When corporations were first introduced in Delaware in 1875, you had to have at least three people working together to form a corporation. The whole idea of a single person corporation was not even envisioned by the early lawmakers. But entrepreneurs demanded control so they would include their lawyer and perhaps a secretary to be the stand-in shareholders to meet the requirement.
The law was also very strict about the separation between the three tiers of power in a corporation: the Shareholders, the Directors and the Officers. It was unthinkable that one person could be all three all at once. Every year the company would have to have a Shareholders’ meeting, with a few Board of Director’s meetings throughout the year, to direct the Officers of the company on the day-to-day affairs.
Delaware, as usual, was the first state to respond to this need for control, desire to own, run, and operate a company by a single person or a small tight-knit group. This is the “Close” or “Closely Held Company."
Stock sounds like a substantial word, doesn’t it? It reminds one of livestock (cattle) or rolling stock (rail cars), or stock-in-trade (physical inventory), but it is none of these. Shares of Stock in a company are worth just about whatever you can get for them, and that can fluctuate, as we’ve all experienced watching the Stock Market. In reality, they are a piece of paper that could be worth any amount.
Shares of stock are first authorized by the company’s Certificate of Incorporation (or later amendments) that state the number of shares the company has in total. Authorized means the total number you can own or sell. Authorized shares can be increased by filing an amendment to the Certificate of Incorporation with the Secretary of State’s Office. If a majority of directors and stockholders approve, you can raise the number of shares and sell them to raise capital for the company as often as you need to.
Issued shares is the number of authorized shares that have actually been issued to individuals or corporate owners of the company including founders, managers, insiders and investors.

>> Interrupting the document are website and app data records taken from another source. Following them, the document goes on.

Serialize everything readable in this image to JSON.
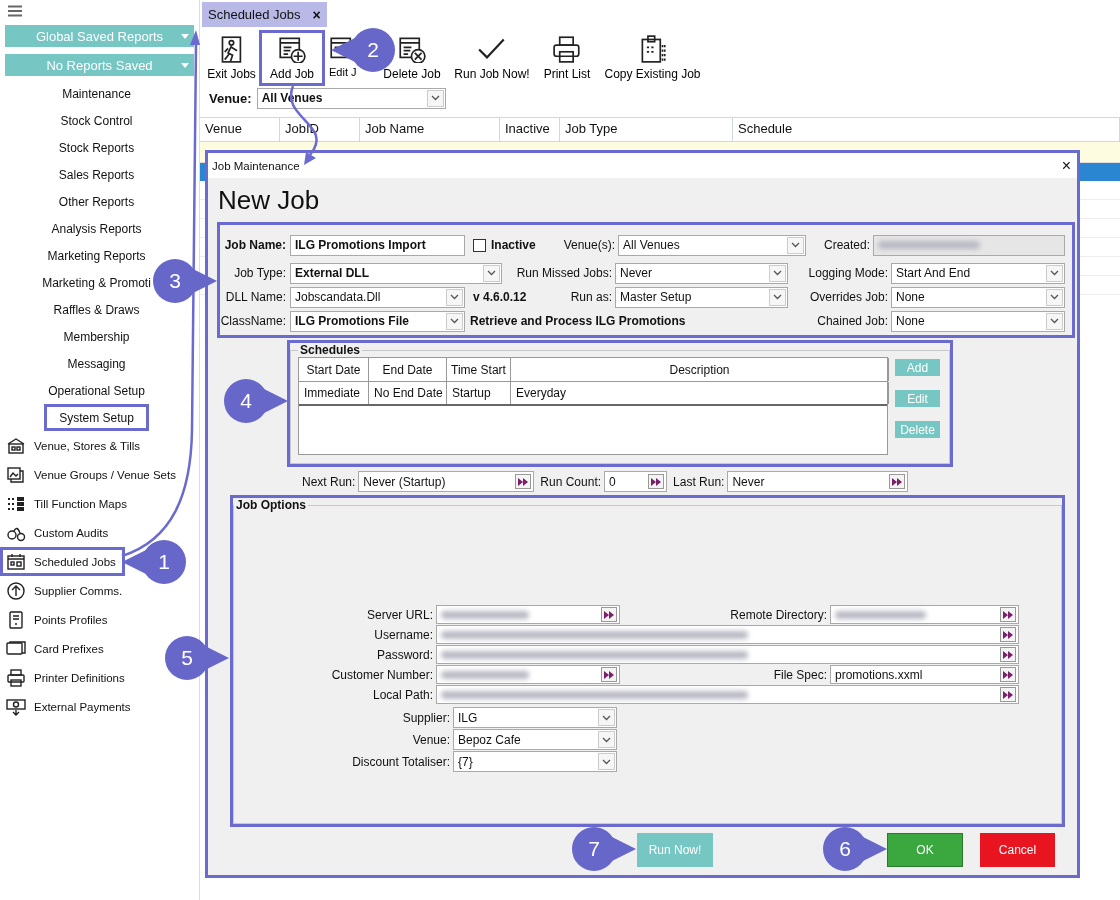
{
  "sidebar": {
    "report_selectors": [
      {
        "label": "Global Saved Reports"
      },
      {
        "label": "No Reports Saved"
      }
    ],
    "menu_items": [
      {
        "label": "Maintenance",
        "highlighted": false
      },
      {
        "label": "Stock Control",
        "highlighted": false
      },
      {
        "label": "Stock Reports",
        "highlighted": false
      },
      {
        "label": "Sales Reports",
        "highlighted": false
      },
      {
        "label": "Other Reports",
        "highlighted": false
      },
      {
        "label": "Analysis Reports",
        "highlighted": false
      },
      {
        "label": "Marketing Reports",
        "highlighted": false
      },
      {
        "label": "Marketing & Promoti",
        "highlighted": false
      },
      {
        "label": "Raffles & Draws",
        "highlighted": false
      },
      {
        "label": "Membership",
        "highlighted": false
      },
      {
        "label": "Messaging",
        "highlighted": false
      },
      {
        "label": "Operational Setup",
        "highlighted": false
      },
      {
        "label": "System Setup",
        "highlighted": true
      }
    ],
    "setup_items": [
      {
        "label": "Venue, Stores & Tills",
        "highlighted": false
      },
      {
        "label": "Venue Groups / Venue Sets",
        "highlighted": false
      },
      {
        "label": "Till Function Maps",
        "highlighted": false
      },
      {
        "label": "Custom Audits",
        "highlighted": false
      },
      {
        "label": "Scheduled Jobs",
        "highlighted": true
      },
      {
        "label": "Supplier Comms.",
        "highlighted": false
      },
      {
        "label": "Points Profiles",
        "highlighted": false
      },
      {
        "label": "Card Prefixes",
        "highlighted": false
      },
      {
        "label": "Printer Definitions",
        "highlighted": false
      },
      {
        "label": "External Payments",
        "highlighted": false
      }
    ]
  },
  "tab": {
    "label": "Scheduled Jobs",
    "close": "×"
  },
  "toolbar": [
    {
      "label": "Exit Jobs",
      "highlighted": false
    },
    {
      "label": "Add Job",
      "highlighted": true
    },
    {
      "label": "Edit J",
      "highlighted": false
    },
    {
      "label": "Delete Job",
      "highlighted": false
    },
    {
      "label": "Run Job Now!",
      "highlighted": false
    },
    {
      "label": "Print List",
      "highlighted": false
    },
    {
      "label": "Copy Existing Job",
      "highlighted": false
    }
  ],
  "venue_filter": {
    "label": "Venue:",
    "value": "All Venues"
  },
  "table": {
    "columns": [
      "Venue",
      "JobID",
      "Job Name",
      "Inactive",
      "Job Type",
      "Schedule"
    ]
  },
  "dialog": {
    "title": "Job Maintenance",
    "close": "×",
    "heading": "New Job",
    "job": {
      "job_name": {
        "label": "Job Name:",
        "value": "ILG Promotions Import"
      },
      "inactive": {
        "label": "Inactive",
        "checked": false
      },
      "venues": {
        "label": "Venue(s):",
        "value": "All Venues"
      },
      "created": {
        "label": "Created:",
        "redacted": true
      },
      "job_type": {
        "label": "Job Type:",
        "value": "External DLL"
      },
      "run_missed_jobs": {
        "label": "Run Missed Jobs:",
        "value": "Never"
      },
      "logging_mode": {
        "label": "Logging Mode:",
        "value": "Start And End"
      },
      "dll_name": {
        "label": "DLL Name:",
        "value": "Jobscandata.Dll"
      },
      "version": "v 4.6.0.12",
      "run_as": {
        "label": "Run as:",
        "value": "Master Setup"
      },
      "overrides_job": {
        "label": "Overrides Job:",
        "value": "None"
      },
      "class_name": {
        "label": "ClassName:",
        "value": "ILG Promotions File"
      },
      "class_description": "Retrieve and Process ILG Promotions",
      "chained_job": {
        "label": "Chained Job:",
        "value": "None"
      }
    },
    "schedules": {
      "title": "Schedules",
      "columns": [
        "Start Date",
        "End Date",
        "Time Start",
        "Description"
      ],
      "rows": [
        [
          "Immediate",
          "No End Date",
          "Startup",
          "Everyday"
        ]
      ],
      "buttons": [
        "Add",
        "Edit",
        "Delete"
      ]
    },
    "run_info": [
      {
        "label": "Next Run:",
        "value": "Never (Startup)"
      },
      {
        "label": "Run Count:",
        "value": "0"
      },
      {
        "label": "Last Run:",
        "value": "Never"
      }
    ],
    "job_options": {
      "title": "Job Options",
      "fields": [
        {
          "kind": "pair",
          "left": {
            "label": "Server URL:",
            "redacted": true
          },
          "right": {
            "label": "Remote Directory:",
            "redacted": true
          }
        },
        {
          "kind": "wide",
          "label": "Username:",
          "redacted": true
        },
        {
          "kind": "wide",
          "label": "Password:",
          "redacted": true
        },
        {
          "kind": "pair",
          "left": {
            "label": "Customer Number:",
            "redacted": true
          },
          "right": {
            "label": "File Spec:",
            "value": "promotions.xxml"
          }
        },
        {
          "kind": "wide",
          "label": "Local Path:",
          "redacted": true
        }
      ],
      "selects": [
        {
          "label": "Supplier:",
          "value": "ILG"
        },
        {
          "label": "Venue:",
          "value": "Bepoz Cafe"
        },
        {
          "label": "Discount Totaliser:",
          "value": "{7}"
        }
      ]
    },
    "buttons": [
      {
        "label": "Run Now!",
        "kind": "run"
      },
      {
        "label": "OK",
        "kind": "ok"
      },
      {
        "label": "Cancel",
        "kind": "cancel"
      }
    ]
  },
  "callouts": [
    {
      "number": "1"
    },
    {
      "number": "2"
    },
    {
      "number": "3"
    },
    {
      "number": "4"
    },
    {
      "number": "5"
    },
    {
      "number": "6"
    },
    {
      "number": "7"
    }
  ]
}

Stock in private companies is valued differently than stock in public companies. We’ll talk more about that in later blog posts.

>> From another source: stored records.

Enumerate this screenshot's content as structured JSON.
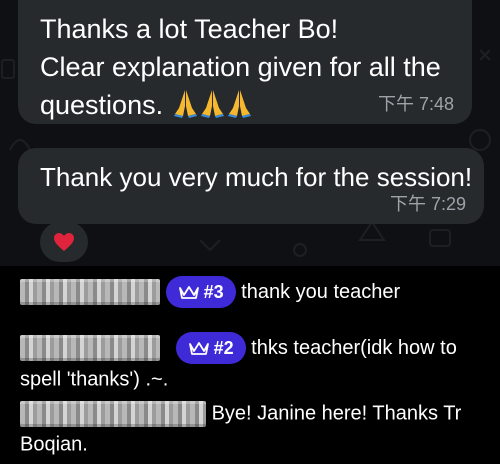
{
  "messages": [
    {
      "lines": [
        "Thanks a lot Teacher Bo!",
        "Clear explanation given for all the",
        "questions."
      ],
      "emoji_count": 3,
      "time": "下午 7:48"
    },
    {
      "text": "Thank you very much for the session!",
      "time": "下午 7:29"
    }
  ],
  "reaction": {
    "emoji": "heart-icon"
  },
  "comments": [
    {
      "rank": "#3",
      "text": "thank you teacher"
    },
    {
      "rank": "#2",
      "text": "thks teacher(idk how to spell 'thanks') .~."
    },
    {
      "text": "Bye! Janine here! Thanks Tr Boqian."
    }
  ],
  "colors": {
    "bubble": "#262a2d",
    "badge": "#3f2ad8",
    "background": "#0f1013",
    "timestamp": "#9da3a8"
  }
}
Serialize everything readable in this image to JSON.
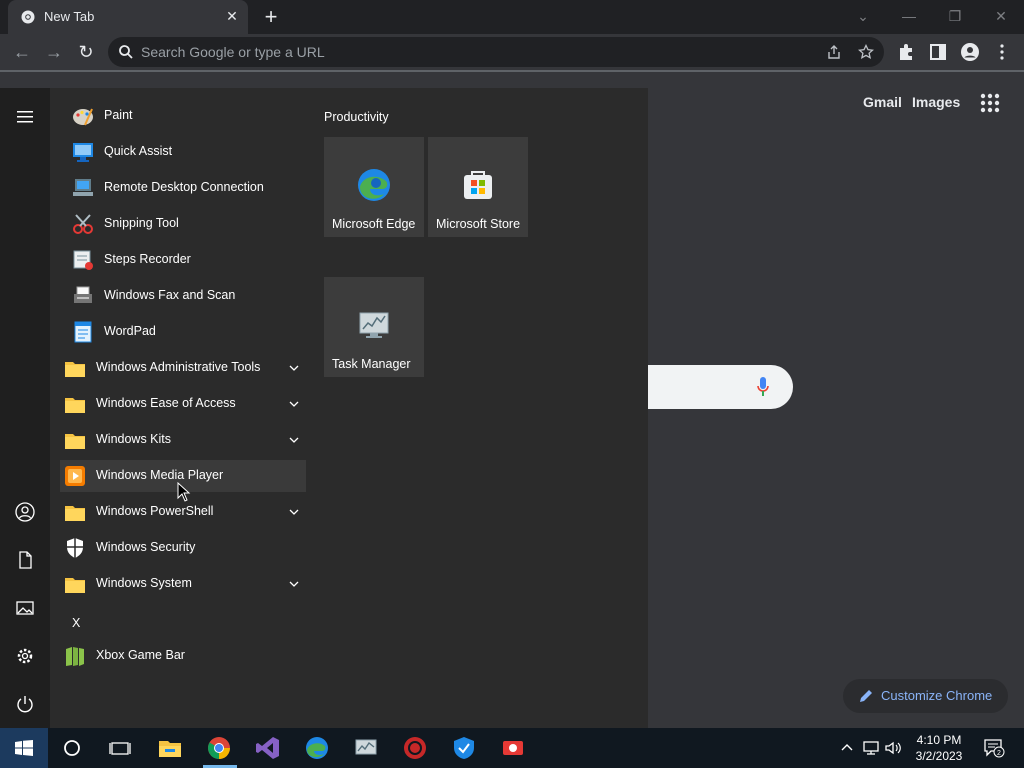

Just to complicate things, it must be mentioned that a Delaware General Corporation can have more than one “Class” of stock. Specifically, every corporation must start with one class of “Common” stock that is entitled to one vote per share. On top of that, you might want to consider a separate class of stock authorized as “Preferred” shares that you can use to raise money or retain power. An upcoming blog post will focus on Preferred Stock and its uses.